As a lifelong gun owner from Northern Wisconsin, my guns hold a lot of personal value to me. I see them as part of my family tradition of hunting and marksmanship. I’m proud of the legacy of responsible gun ownership that has been passed down to me.
For the past five years, I have lived in downtown Chicago, working alongside others who are combating the epidemic of gun violence in this city—men and women with stray bullet holes in their homes and car doors who regularly lose children in their ministry care to violence. I have stood in candlelight vigils with mothers who have lost children and listened to their pain.
Something has to be done.

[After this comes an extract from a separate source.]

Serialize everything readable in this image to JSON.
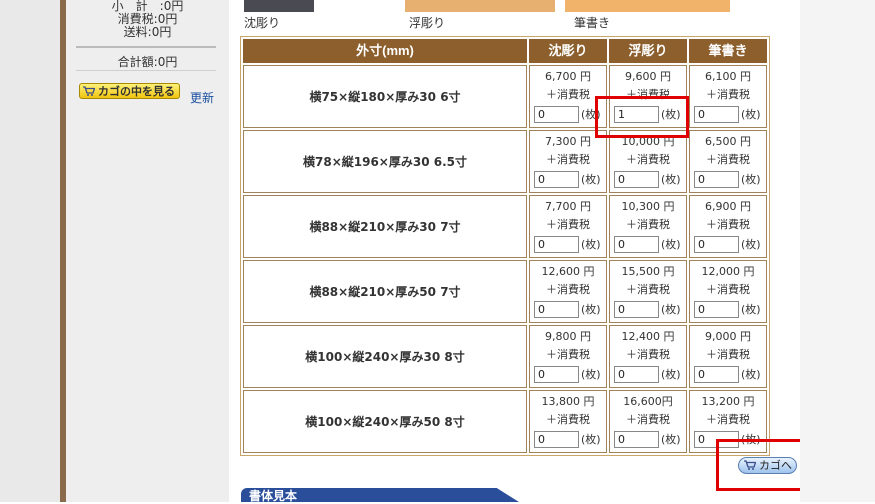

Despite gun-related violence and deaths being down overall, in a city with some of the toughest gun laws in the country, gun violence is up 25 percent, with over 450 school-aged children having been shot (63 fatally) last year.

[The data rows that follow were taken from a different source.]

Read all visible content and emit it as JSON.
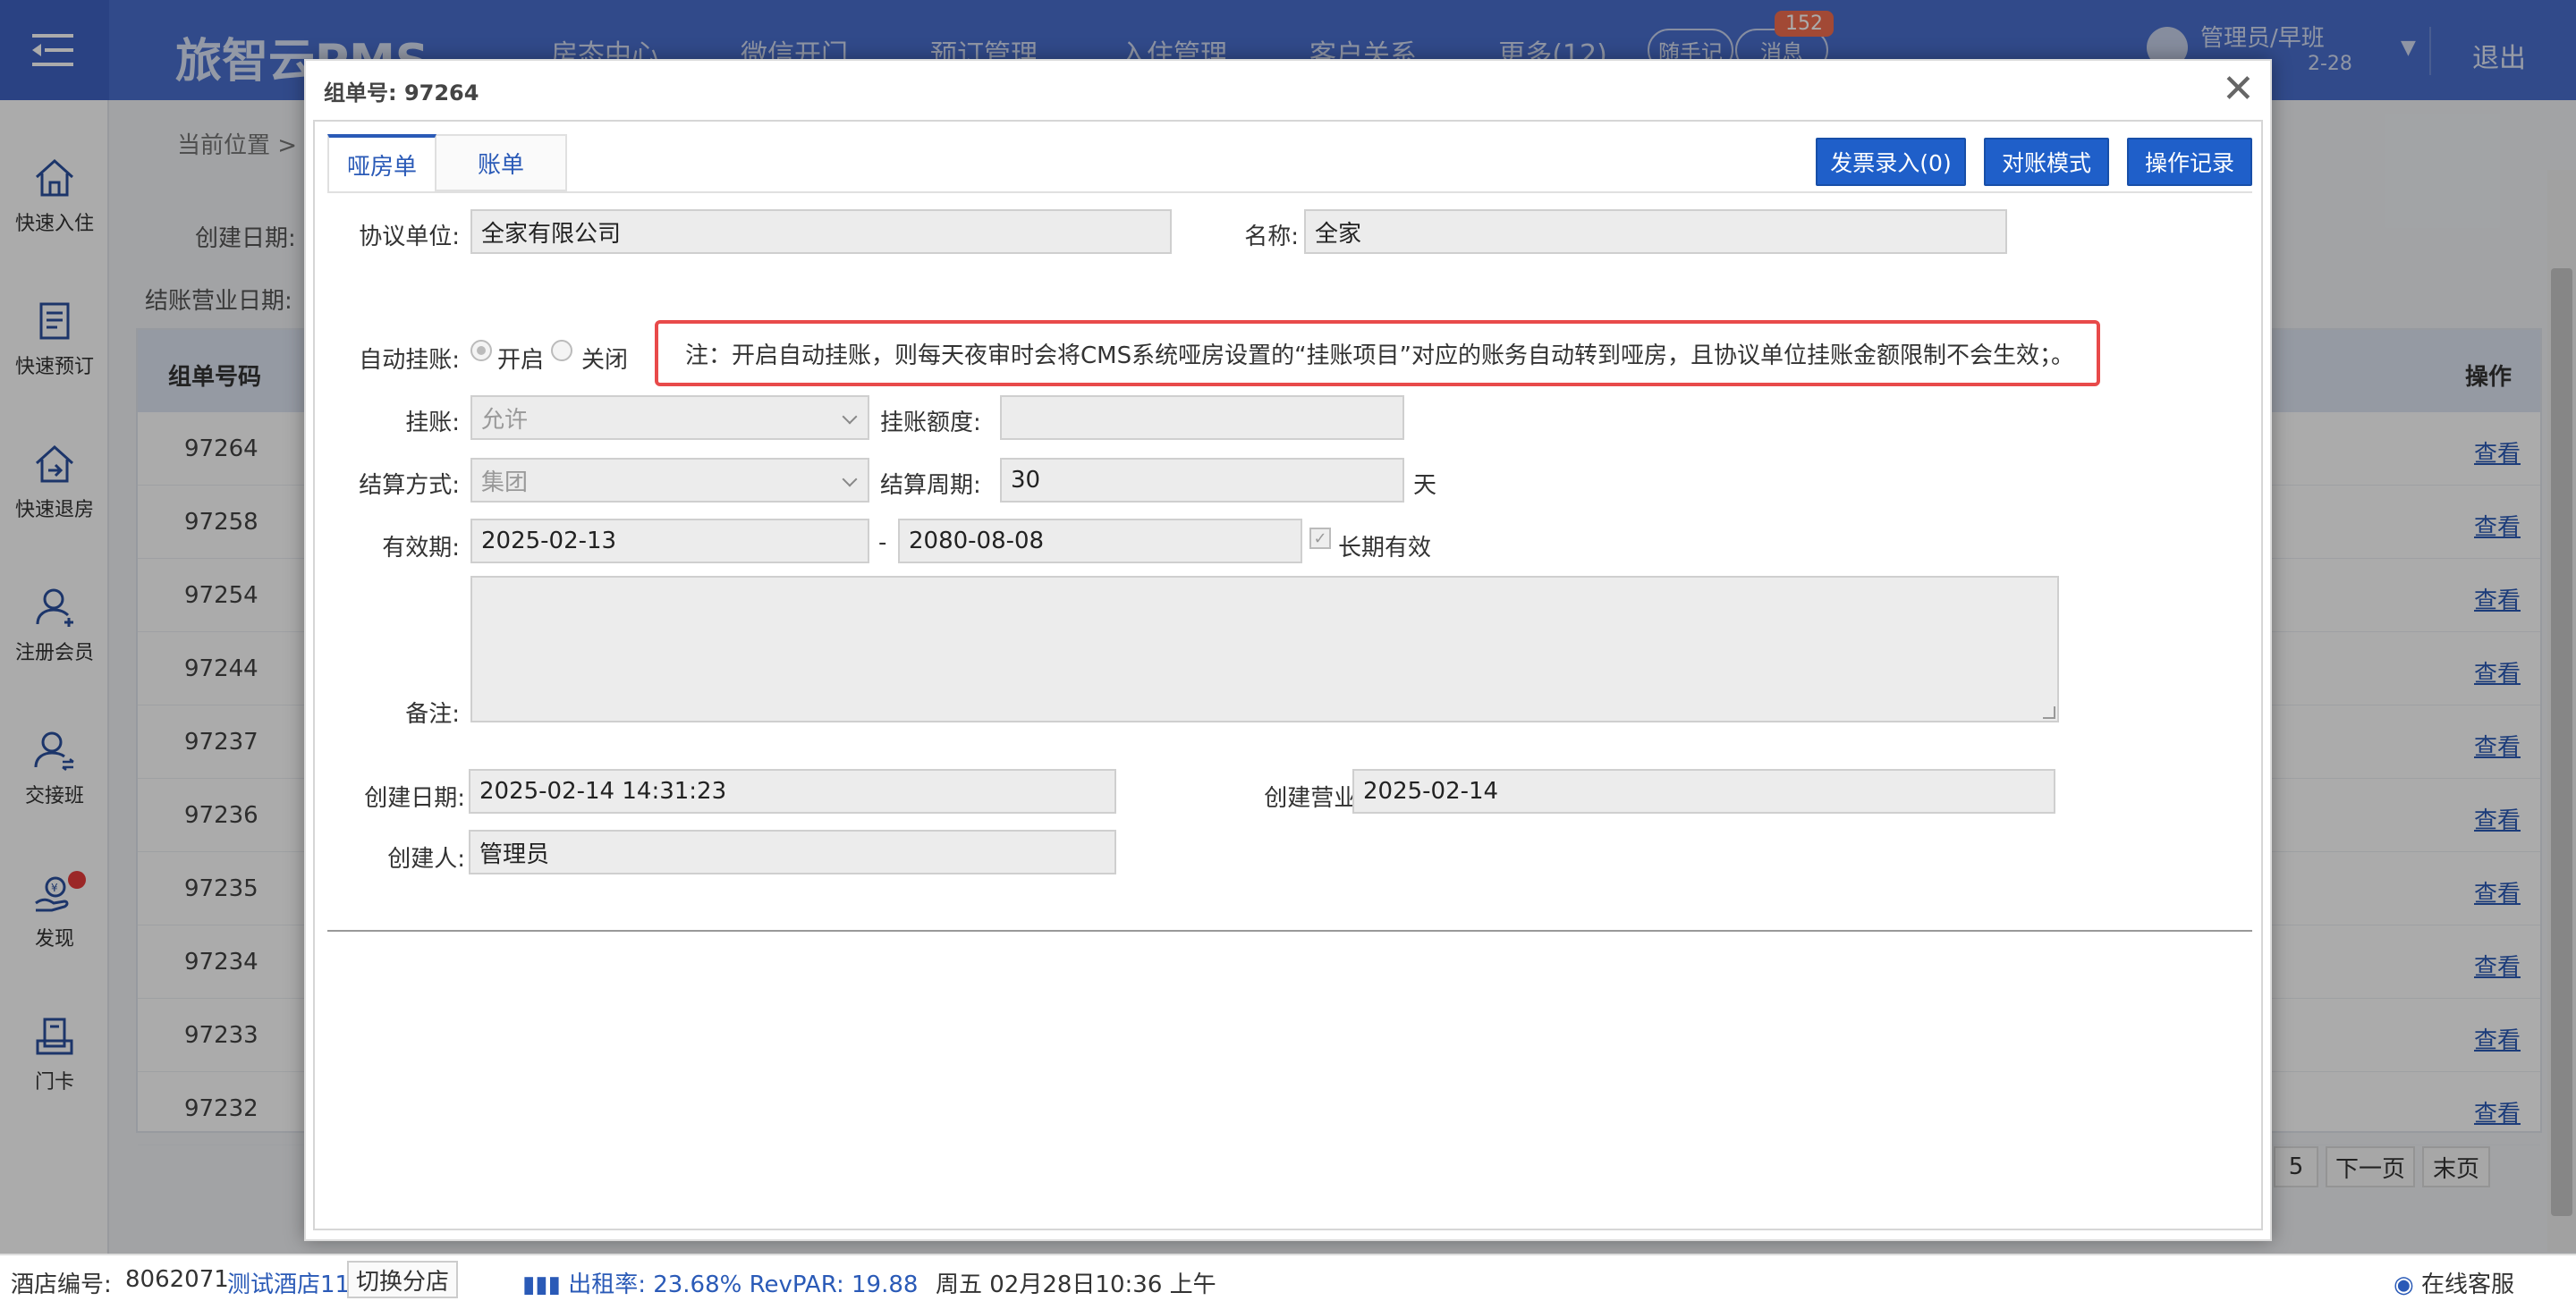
{
  "header": {
    "logo": "旅智云PMS",
    "nav": [
      "房态中心",
      "微信开门",
      "预订管理",
      "入住管理",
      "客户关系",
      "更多(12)"
    ],
    "notes_button": "随手记",
    "messages_button": "消息",
    "messages_badge": "152",
    "user_name": "管理员/早班",
    "user_date": "2-28",
    "logout": "退出"
  },
  "sidebar": {
    "items": [
      {
        "label": "快速入住",
        "icon": "home-icon"
      },
      {
        "label": "快速预订",
        "icon": "booking-icon"
      },
      {
        "label": "快速退房",
        "icon": "checkout-icon"
      },
      {
        "label": "注册会员",
        "icon": "add-member-icon"
      },
      {
        "label": "交接班",
        "icon": "shift-icon"
      },
      {
        "label": "发现",
        "icon": "discover-icon"
      },
      {
        "label": "门卡",
        "icon": "card-icon"
      }
    ]
  },
  "background": {
    "breadcrumb": "当前位置 >",
    "created_date_label": "创建日期:",
    "closing_date_label": "结账营业日期:",
    "table_header_id": "组单号码",
    "table_header_op": "操作",
    "rows": [
      "97264",
      "97258",
      "97254",
      "97244",
      "97237",
      "97236",
      "97235",
      "97234",
      "97233",
      "97232"
    ],
    "row_action": "查看",
    "pager": {
      "page": "5",
      "next": "下一页",
      "last": "末页"
    }
  },
  "modal": {
    "title": "组单号: 97264",
    "close": "✕",
    "tabs": [
      "哑房单",
      "账单"
    ],
    "buttons": {
      "invoice": "发票录入(0)",
      "reconcile": "对账模式",
      "log": "操作记录"
    },
    "fields": {
      "agreement_label": "协议单位:",
      "agreement_value": "全家有限公司",
      "name_label": "名称:",
      "name_value": "全家",
      "auto_charge_label": "自动挂账:",
      "auto_on": "开启",
      "auto_off": "关闭",
      "note": "注：开启自动挂账，则每天夜审时会将CMS系统哑房设置的“挂账项目”对应的账务自动转到哑房，且协议单位挂账金额限制不会生效；。",
      "charge_label": "挂账:",
      "charge_value": "允许",
      "limit_label": "挂账额度:",
      "limit_value": "",
      "settle_label": "结算方式:",
      "settle_value": "集团",
      "period_label": "结算周期:",
      "period_value": "30",
      "period_unit": "天",
      "valid_label": "有效期:",
      "valid_from": "2025-02-13",
      "valid_sep": "-",
      "valid_to": "2080-08-08",
      "long_term": "长期有效",
      "remark_label": "备注:",
      "created_label": "创建日期:",
      "created_value": "2025-02-14 14:31:23",
      "created_biz_label": "创建营业日期:",
      "created_biz_value": "2025-02-14",
      "creator_label": "创建人:",
      "creator_value": "管理员"
    }
  },
  "footer": {
    "hotel_no_label": "酒店编号:",
    "hotel_no": "8062071",
    "hotel_name": "测试酒店11",
    "switch_branch": "切换分店",
    "occupancy": "出租率: 23.68% RevPAR: 19.88",
    "datetime": "周五 02月28日10:36 上午",
    "online_service": "在线客服"
  },
  "colors": {
    "primary": "#4a6fce",
    "button": "#1f5fc9",
    "note_border": "#e84a4a",
    "link": "#2a5ab7"
  }
}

Unfortunately, this is not some distant wickedness or rare catastrophe. Senseless gun violence is a present reality in my city and others.
Earlier this year, in the wake of the Newtown, Conn. shootings, President Obama unveiled a comprehensive gun-safety plan aimed at reducing gun violence. As of this writing, these measures have been defeated in the Senate. The rhetoric over gun reform, in the meantime, is as heated as ever.
On one hand, it doesn’t appear that more legislation reduces gun violence. On the other hand, children are being violently shot to death. On one hand, restricting liberties while existing laws go unenforced or root causes go ignored seems misdirected. On the other, children are being violently shot to death.
I am also a professor of persuasion and debate who has thin-sliced the arguments over gun ownership, violence and control time and again with my students. I understand the debate. I do not want to debate. I want to stop the murder of innocents from ever happening in the first place. Regardless of your view on guns, I know you do, too. So where do we begin?
Clearly, God in His holiness abhors killing. As Christians, then, we are called to engage the issue with an extreme bias toward the preservation of all life and the reduction of violence by any means. This fact remains whether we are in favor of gun law reform or not.
Do we love our "rights" more than we love our neighbor?